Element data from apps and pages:
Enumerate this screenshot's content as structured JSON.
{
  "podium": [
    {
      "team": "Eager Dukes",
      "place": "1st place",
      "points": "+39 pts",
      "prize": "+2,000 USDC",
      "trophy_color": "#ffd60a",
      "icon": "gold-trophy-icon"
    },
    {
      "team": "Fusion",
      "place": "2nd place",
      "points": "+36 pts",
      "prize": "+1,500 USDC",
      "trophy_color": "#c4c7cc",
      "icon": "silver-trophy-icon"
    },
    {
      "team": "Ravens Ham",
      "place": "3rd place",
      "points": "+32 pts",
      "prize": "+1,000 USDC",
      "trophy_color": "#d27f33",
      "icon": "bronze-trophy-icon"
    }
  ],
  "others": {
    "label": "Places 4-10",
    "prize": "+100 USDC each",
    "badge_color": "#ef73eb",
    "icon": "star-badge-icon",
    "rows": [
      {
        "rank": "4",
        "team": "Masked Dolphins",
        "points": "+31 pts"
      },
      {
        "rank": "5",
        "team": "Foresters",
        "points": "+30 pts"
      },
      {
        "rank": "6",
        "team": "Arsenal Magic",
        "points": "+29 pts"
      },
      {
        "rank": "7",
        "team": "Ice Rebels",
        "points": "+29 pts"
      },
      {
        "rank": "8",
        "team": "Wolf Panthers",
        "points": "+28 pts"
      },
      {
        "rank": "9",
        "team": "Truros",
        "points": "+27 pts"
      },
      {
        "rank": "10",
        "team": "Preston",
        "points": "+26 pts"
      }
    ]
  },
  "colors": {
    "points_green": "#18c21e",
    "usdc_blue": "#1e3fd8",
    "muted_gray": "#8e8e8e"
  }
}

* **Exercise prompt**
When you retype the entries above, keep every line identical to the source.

* **Written answer**
Enumerate this screenshot's content as structured JSON.
{
  "podium": [
    {
      "team": "Eager Dukes",
      "place": "1st place",
      "points": "+39 pts",
      "prize": "+2,000 USDC",
      "trophy_color": "#ffd60a",
      "icon": "gold-trophy-icon"
    },
    {
      "team": "Fusion",
      "place": "2nd place",
      "points": "+36 pts",
      "prize": "+1,500 USDC",
      "trophy_color": "#c4c7cc",
      "icon": "silver-trophy-icon"
    },
    {
      "team": "Ravens Ham",
      "place": "3rd place",
      "points": "+32 pts",
      "prize": "+1,000 USDC",
      "trophy_color": "#d27f33",
      "icon": "bronze-trophy-icon"
    }
  ],
  "others": {
    "label": "Places 4-10",
    "prize": "+100 USDC each",
    "badge_color": "#ef73eb",
    "icon": "star-badge-icon",
    "rows": [
      {
        "rank": "4",
        "team": "Masked Dolphins",
        "points": "+31 pts"
      },
      {
        "rank": "5",
        "team": "Foresters",
        "points": "+30 pts"
      },
      {
        "rank": "6",
        "team": "Arsenal Magic",
        "points": "+29 pts"
      },
      {
        "rank": "7",
        "team": "Ice Rebels",
        "points": "+29 pts"
      },
      {
        "rank": "8",
        "team": "Wolf Panthers",
        "points": "+28 pts"
      },
      {
        "rank": "9",
        "team": "Truros",
        "points": "+27 pts"
      },
      {
        "rank": "10",
        "team": "Preston",
        "points": "+26 pts"
      }
    ]
  },
  "colors": {
    "points_green": "#18c21e",
    "usdc_blue": "#1e3fd8",
    "muted_gray": "#8e8e8e"
  }
}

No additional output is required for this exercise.